Interface dataset entries:
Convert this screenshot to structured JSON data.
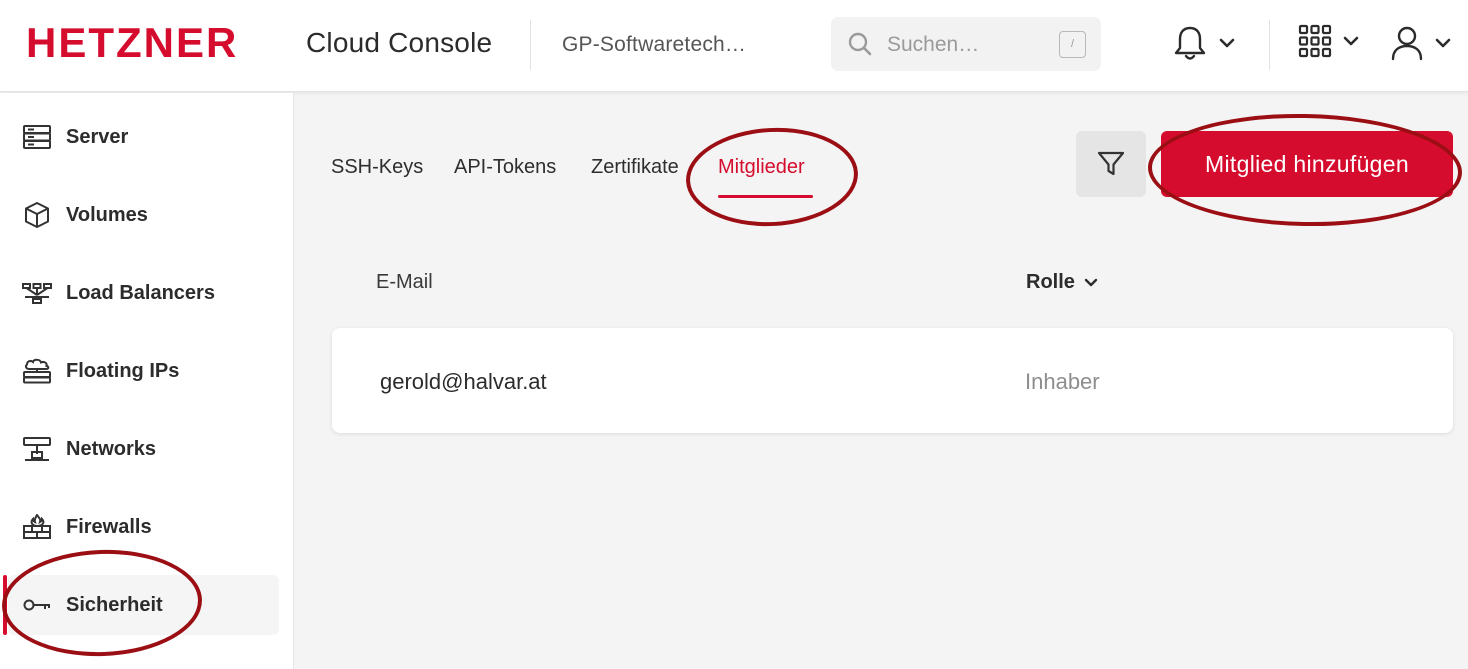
{
  "header": {
    "brand": "HETZNER",
    "app_title": "Cloud Console",
    "project": "GP-Softwaretech…",
    "search_placeholder": "Suchen…",
    "search_shortcut": "/"
  },
  "sidebar": {
    "items": [
      {
        "label": "Server",
        "icon": "server-icon"
      },
      {
        "label": "Volumes",
        "icon": "cube-icon"
      },
      {
        "label": "Load Balancers",
        "icon": "load-balancer-icon"
      },
      {
        "label": "Floating IPs",
        "icon": "floating-ip-icon"
      },
      {
        "label": "Networks",
        "icon": "network-icon"
      },
      {
        "label": "Firewalls",
        "icon": "firewall-icon"
      },
      {
        "label": "Sicherheit",
        "icon": "key-icon",
        "active": true
      }
    ]
  },
  "main": {
    "tabs": [
      {
        "label": "SSH-Keys"
      },
      {
        "label": "API-Tokens"
      },
      {
        "label": "Zertifikate"
      },
      {
        "label": "Mitglieder",
        "active": true
      }
    ],
    "add_button": "Mitglied hinzufügen",
    "columns": {
      "email": "E-Mail",
      "role": "Rolle"
    },
    "rows": [
      {
        "email": "gerold@halvar.at",
        "role": "Inhaber"
      }
    ]
  },
  "colors": {
    "brand_red": "#d50c2d",
    "annotation": "#9b0e14"
  }
}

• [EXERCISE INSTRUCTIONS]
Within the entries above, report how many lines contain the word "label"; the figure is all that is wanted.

• [TASK RESULT]
11